Throughout history, lotteries have raised money for a wide variety of public projects. These can include town fortifications, libraries, schools, roads, and more. A lottery can also be used to fund kindergarten placements, sports teams, or housing units.

The first known European lotteries were organized during the Roman Empire. During Saturnalian revels, wealthy noblemen distributed money prizes to their guests. However, the lotteries were not accepted by most people.

Lotteries were used in colonial America in the 17th century. In 1758, the Commonwealth of Massachusetts raised money for an “Expedition against Canada” with a lottery. Other colonies also held lotteries during the French and Indian Wars. In 1755, the Academy Lottery financed the University of Pennsylvania.

The first modern US lottery was established in 1934 by Puerto Rico. By the 1960s, lotteries were making a comeback throughout the world. These lotteries are also called financial lotteries, which are designed to raise money for good causes in the public sector. Typically, the winner of the lottery has the option of choosing between annuity payments or one-time payments.

Some lottery tickets are very expensive.
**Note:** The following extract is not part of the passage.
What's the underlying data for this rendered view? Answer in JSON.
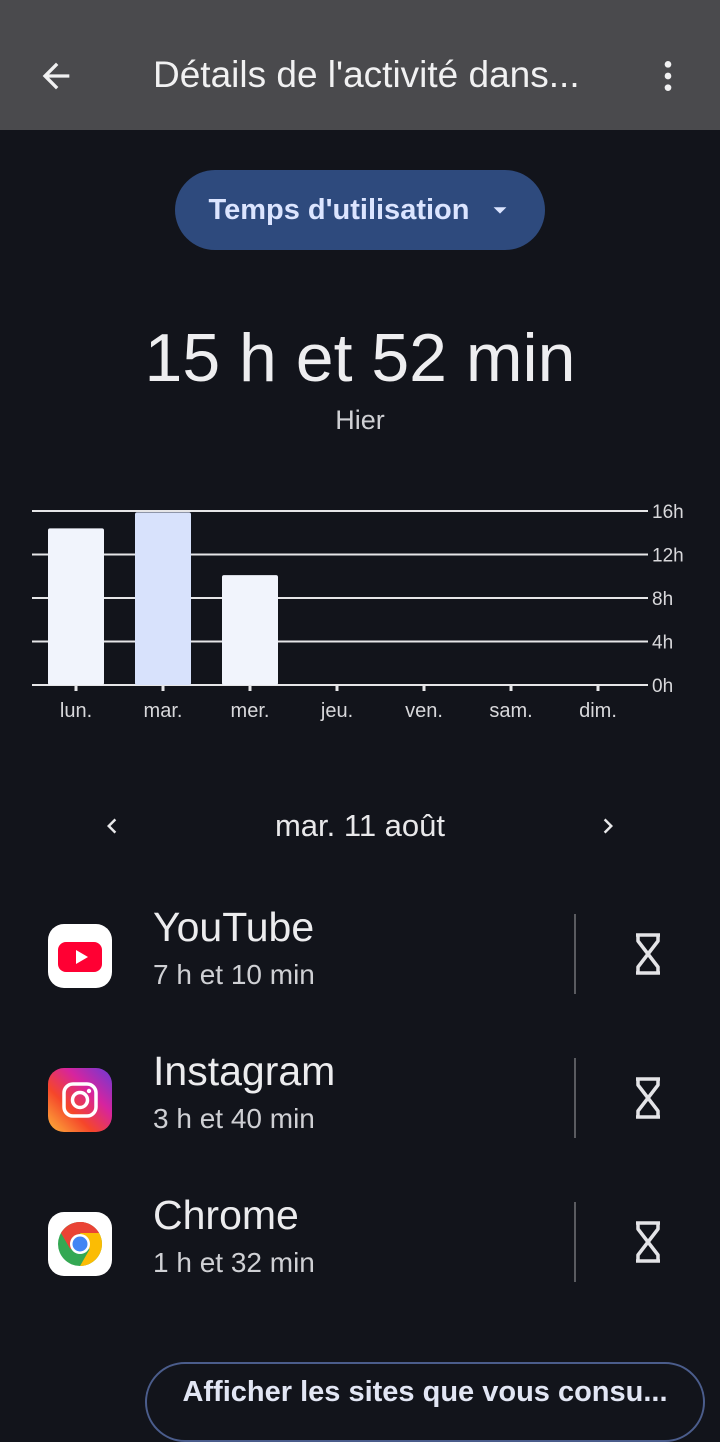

In fact, Americans spend over $80 billion on lotteries each year. Some states tax the winnings. Despite the fact that many people think lotteries are a way to pay for public projects, taxes had never been considered a good way to raise public funding.

Some lottery tickets are so rare that they are collectors’ items. In 2007, a rare lottery ticket that bore the signature of George Washington sold for $15,000.

Some lottery tickets are sold in a black box, which is essentially a small box with a set of numbers. The numbers are drawn at random.